* [TASK PROMPT]: Your response should be a copy of each line in the listing below that includes the word "glyph".

* [DATA TO PROCESS]:
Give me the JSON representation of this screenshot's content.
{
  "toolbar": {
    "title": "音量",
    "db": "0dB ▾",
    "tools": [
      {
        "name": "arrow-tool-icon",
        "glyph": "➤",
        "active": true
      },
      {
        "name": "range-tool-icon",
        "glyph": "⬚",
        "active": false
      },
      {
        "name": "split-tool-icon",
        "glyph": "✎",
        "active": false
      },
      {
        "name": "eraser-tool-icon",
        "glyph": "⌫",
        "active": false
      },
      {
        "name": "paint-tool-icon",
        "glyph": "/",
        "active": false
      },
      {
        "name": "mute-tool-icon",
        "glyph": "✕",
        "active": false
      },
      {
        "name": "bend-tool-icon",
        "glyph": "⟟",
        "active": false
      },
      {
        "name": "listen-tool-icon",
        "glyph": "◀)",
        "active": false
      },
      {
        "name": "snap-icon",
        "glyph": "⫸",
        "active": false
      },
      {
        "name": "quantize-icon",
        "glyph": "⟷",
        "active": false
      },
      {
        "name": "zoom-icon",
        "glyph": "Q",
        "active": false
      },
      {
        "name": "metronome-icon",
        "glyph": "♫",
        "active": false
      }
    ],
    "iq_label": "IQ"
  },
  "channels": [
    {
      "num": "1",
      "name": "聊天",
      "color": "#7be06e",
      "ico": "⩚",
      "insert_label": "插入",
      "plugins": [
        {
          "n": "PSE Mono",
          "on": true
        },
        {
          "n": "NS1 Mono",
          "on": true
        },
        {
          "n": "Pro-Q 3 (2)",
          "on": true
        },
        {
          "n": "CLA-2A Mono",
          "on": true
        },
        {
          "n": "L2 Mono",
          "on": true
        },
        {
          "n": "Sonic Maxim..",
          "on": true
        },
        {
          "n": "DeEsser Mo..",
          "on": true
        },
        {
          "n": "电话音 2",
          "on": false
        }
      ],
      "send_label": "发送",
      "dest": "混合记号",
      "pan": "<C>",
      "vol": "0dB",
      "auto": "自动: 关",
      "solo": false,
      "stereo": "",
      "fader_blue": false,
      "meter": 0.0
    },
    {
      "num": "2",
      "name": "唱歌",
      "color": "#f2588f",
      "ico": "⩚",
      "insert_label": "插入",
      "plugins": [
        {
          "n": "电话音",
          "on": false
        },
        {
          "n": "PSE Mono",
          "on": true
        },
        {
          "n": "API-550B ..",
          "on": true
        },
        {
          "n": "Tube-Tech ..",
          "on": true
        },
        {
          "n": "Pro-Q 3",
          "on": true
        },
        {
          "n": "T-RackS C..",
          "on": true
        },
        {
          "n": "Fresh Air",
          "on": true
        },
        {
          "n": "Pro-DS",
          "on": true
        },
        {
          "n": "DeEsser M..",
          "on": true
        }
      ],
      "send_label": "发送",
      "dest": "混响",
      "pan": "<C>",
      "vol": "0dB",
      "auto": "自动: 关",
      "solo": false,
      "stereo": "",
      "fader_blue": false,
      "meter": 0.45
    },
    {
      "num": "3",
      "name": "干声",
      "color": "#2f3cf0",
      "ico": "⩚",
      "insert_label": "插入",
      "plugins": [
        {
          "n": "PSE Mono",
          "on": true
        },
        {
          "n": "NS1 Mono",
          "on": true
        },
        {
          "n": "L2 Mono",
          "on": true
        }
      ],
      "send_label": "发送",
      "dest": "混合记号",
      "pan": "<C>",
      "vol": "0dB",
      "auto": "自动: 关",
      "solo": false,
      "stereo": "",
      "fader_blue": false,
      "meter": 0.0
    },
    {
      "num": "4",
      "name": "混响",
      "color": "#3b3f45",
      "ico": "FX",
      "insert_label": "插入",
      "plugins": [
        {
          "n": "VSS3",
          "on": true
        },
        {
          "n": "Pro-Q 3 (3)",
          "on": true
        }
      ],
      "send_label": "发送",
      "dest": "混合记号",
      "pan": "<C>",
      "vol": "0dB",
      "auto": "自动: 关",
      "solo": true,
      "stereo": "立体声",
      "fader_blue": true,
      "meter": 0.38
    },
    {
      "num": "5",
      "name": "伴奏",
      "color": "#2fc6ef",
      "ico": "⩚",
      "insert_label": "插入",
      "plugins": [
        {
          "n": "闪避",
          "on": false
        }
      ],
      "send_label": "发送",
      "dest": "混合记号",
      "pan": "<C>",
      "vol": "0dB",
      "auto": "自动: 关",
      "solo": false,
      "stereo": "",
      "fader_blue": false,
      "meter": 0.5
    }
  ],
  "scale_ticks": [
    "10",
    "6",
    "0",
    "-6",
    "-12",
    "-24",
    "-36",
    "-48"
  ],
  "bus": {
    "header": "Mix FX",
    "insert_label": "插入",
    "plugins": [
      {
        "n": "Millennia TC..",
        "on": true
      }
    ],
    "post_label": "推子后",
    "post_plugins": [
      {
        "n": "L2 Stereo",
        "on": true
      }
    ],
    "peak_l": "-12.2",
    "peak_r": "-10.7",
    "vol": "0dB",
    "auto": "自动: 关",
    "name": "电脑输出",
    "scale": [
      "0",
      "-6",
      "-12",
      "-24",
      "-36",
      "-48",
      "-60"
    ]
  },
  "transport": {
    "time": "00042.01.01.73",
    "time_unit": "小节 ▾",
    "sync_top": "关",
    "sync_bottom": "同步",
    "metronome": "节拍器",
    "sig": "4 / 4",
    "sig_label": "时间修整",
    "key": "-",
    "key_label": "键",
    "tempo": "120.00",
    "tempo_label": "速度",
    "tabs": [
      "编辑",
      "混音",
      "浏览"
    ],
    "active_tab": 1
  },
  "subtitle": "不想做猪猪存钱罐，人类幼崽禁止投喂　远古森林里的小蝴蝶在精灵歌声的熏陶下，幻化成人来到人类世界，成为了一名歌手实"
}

* [WRITTEN RESPONSE]:
        "glyph": "➤",
        "glyph": "⬚",
        "glyph": "✎",
        "glyph": "⌫",
        "glyph": "/",
        "glyph": "✕",
        "glyph": "⟟",
        "glyph": "◀)",
        "glyph": "⫸",
        "glyph": "⟷",
        "glyph": "Q",
        "glyph": "♫",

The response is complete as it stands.